DESCRIPTION OF THE TASK:
Lift out all lines below that contain "内存大小".

DATA PROVIDED:

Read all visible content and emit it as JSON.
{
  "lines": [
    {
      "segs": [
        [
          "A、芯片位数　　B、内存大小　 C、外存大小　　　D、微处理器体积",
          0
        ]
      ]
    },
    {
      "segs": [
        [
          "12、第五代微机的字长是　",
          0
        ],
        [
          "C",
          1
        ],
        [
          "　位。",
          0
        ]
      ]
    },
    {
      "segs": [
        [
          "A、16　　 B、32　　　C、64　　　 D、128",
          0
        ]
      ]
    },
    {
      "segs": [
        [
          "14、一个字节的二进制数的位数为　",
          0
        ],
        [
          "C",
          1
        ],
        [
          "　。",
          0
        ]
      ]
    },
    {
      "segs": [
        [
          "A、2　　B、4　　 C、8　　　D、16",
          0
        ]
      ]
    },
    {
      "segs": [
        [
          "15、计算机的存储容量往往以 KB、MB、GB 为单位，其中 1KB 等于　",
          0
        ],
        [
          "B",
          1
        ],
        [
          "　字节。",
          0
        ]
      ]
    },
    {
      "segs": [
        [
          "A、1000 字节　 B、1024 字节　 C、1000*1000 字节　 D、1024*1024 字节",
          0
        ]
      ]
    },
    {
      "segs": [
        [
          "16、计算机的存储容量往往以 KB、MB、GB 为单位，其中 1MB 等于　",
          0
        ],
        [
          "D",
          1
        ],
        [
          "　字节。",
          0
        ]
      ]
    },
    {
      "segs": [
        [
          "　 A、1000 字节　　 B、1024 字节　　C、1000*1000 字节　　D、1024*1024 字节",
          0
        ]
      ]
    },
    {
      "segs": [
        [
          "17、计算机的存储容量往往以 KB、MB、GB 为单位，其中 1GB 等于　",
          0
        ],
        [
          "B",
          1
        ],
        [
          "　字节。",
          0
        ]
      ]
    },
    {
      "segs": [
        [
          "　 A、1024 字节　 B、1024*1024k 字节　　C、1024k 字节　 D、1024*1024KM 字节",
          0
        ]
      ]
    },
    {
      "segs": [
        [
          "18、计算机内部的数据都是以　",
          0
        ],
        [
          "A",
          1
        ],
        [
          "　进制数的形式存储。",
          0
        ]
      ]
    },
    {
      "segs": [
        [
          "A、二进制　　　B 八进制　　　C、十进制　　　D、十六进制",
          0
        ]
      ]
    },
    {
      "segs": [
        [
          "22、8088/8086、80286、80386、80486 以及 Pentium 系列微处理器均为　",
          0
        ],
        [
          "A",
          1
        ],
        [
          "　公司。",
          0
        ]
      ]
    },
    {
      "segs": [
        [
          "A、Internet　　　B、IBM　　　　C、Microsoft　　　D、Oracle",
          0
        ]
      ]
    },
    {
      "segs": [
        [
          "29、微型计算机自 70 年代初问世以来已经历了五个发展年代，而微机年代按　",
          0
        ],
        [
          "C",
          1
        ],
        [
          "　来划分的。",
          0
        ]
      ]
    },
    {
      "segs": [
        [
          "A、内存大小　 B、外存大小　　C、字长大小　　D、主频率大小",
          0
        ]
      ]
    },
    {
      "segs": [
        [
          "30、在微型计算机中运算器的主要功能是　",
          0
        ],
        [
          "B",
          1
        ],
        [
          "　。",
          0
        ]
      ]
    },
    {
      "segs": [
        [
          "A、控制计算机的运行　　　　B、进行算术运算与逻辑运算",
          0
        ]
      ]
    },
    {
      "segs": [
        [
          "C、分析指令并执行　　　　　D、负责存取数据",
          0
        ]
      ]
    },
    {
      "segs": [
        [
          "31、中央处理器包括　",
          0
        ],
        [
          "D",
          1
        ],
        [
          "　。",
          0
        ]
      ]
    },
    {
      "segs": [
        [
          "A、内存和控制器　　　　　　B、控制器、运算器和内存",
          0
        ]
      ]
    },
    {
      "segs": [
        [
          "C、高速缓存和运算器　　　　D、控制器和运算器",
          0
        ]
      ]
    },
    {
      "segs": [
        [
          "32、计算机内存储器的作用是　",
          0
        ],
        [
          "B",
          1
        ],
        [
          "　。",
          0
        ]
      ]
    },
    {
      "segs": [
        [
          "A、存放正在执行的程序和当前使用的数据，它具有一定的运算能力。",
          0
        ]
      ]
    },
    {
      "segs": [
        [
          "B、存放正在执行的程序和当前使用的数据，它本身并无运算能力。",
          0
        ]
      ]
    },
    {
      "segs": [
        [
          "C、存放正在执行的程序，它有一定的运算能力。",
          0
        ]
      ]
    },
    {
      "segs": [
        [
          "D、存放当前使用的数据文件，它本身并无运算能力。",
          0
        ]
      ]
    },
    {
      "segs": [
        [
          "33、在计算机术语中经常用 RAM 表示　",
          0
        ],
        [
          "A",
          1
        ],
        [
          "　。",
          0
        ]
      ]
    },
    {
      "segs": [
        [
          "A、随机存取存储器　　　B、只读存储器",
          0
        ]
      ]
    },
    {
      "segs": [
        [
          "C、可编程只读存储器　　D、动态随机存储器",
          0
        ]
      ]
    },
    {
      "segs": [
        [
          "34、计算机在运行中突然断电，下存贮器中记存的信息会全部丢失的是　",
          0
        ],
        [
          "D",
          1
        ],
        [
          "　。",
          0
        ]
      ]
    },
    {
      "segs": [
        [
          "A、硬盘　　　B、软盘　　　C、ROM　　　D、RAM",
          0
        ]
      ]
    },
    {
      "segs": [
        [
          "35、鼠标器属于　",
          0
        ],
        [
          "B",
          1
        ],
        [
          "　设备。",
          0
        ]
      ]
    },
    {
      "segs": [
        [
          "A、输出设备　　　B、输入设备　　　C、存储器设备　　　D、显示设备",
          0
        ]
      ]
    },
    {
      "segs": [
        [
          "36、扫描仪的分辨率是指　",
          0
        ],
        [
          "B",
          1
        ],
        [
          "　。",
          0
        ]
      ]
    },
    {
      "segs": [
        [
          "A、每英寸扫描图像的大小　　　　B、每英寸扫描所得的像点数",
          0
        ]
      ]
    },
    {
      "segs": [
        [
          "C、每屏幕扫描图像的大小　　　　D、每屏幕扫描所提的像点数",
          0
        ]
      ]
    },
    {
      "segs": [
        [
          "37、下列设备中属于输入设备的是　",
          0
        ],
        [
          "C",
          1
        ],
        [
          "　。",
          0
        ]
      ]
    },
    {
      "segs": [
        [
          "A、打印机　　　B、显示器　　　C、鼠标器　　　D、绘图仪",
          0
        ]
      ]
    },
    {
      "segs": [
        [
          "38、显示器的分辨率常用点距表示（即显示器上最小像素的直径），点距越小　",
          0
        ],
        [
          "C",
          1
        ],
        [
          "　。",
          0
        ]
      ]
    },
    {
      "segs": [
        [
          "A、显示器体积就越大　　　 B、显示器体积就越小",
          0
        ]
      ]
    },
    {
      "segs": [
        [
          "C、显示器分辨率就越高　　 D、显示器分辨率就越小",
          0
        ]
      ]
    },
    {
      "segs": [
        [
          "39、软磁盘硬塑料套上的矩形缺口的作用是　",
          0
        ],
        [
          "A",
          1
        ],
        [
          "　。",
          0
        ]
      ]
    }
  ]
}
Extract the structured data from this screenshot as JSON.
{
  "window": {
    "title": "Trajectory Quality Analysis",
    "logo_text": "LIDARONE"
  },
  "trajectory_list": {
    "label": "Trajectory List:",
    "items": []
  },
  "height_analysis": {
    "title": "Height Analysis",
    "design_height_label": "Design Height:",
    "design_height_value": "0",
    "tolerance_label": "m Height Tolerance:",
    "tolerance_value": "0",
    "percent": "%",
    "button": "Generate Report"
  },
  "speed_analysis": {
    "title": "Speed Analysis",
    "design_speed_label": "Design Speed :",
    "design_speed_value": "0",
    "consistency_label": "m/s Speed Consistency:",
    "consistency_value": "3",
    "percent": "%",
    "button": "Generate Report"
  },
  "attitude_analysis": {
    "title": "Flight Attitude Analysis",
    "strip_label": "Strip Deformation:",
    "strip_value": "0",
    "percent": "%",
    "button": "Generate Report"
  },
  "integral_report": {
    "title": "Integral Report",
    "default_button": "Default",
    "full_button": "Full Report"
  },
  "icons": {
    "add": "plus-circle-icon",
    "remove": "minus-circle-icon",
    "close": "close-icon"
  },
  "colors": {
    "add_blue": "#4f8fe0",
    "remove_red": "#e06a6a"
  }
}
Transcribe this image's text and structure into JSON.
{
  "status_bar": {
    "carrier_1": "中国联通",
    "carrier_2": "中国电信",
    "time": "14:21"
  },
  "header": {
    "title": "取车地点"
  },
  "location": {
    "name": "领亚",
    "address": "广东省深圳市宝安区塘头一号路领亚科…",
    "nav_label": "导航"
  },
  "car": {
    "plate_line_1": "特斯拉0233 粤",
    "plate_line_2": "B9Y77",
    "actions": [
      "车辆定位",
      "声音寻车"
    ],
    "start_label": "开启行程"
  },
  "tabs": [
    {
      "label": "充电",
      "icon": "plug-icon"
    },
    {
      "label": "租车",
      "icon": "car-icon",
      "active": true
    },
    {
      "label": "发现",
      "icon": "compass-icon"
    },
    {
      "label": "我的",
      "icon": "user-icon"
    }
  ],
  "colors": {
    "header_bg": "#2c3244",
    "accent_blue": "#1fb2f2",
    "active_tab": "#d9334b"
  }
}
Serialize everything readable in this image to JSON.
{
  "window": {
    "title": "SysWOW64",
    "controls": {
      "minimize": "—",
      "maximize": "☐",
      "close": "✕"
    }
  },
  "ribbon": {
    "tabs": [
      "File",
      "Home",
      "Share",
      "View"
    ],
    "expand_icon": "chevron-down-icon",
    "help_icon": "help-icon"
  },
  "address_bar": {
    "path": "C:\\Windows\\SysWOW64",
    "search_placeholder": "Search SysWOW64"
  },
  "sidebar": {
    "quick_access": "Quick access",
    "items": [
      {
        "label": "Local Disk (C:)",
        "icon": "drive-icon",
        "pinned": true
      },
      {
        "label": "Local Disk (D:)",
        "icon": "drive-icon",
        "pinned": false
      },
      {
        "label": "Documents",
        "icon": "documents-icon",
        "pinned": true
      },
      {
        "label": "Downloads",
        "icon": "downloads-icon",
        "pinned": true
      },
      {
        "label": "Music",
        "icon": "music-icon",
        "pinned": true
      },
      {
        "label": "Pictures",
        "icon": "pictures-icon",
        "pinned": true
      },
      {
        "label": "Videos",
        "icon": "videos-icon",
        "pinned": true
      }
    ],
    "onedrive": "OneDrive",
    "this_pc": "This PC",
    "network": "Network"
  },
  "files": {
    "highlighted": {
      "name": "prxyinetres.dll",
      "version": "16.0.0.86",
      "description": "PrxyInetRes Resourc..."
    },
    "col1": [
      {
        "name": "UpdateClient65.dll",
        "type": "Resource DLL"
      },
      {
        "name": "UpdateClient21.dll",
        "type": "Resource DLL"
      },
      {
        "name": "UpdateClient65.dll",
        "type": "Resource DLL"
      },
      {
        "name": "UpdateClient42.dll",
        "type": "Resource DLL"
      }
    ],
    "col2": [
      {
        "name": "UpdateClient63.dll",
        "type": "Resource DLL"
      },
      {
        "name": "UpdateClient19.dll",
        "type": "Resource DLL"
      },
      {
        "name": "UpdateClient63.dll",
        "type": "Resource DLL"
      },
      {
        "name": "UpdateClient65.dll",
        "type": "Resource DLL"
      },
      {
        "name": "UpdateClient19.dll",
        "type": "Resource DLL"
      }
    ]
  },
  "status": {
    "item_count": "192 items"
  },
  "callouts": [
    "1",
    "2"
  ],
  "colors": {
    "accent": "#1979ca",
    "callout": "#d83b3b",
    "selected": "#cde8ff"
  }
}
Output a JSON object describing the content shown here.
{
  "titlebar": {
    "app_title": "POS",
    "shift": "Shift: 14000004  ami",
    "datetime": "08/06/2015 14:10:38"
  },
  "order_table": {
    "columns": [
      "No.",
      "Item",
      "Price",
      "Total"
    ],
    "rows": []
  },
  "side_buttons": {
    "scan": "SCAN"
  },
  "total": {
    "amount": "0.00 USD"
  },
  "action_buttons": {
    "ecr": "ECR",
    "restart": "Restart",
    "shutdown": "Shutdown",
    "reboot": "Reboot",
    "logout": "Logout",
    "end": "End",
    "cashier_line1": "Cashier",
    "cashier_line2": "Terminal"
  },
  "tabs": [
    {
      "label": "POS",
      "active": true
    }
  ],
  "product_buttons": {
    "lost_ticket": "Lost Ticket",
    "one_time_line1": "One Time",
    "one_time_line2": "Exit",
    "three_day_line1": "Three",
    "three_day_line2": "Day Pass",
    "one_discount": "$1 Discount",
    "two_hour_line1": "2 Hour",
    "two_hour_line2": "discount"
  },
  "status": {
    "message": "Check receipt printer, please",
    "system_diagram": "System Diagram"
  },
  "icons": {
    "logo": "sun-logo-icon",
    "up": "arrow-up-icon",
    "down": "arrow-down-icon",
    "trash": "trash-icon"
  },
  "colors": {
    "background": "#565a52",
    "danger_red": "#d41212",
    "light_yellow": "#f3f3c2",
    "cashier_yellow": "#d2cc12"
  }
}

EXERCISE OUTPUT:
          "A、芯片位数　　B、内存大小　 C、外存大小　　　D、微处理器体积",
          "A、内存大小　 B、外存大小　　C、字长大小　　D、主频率大小",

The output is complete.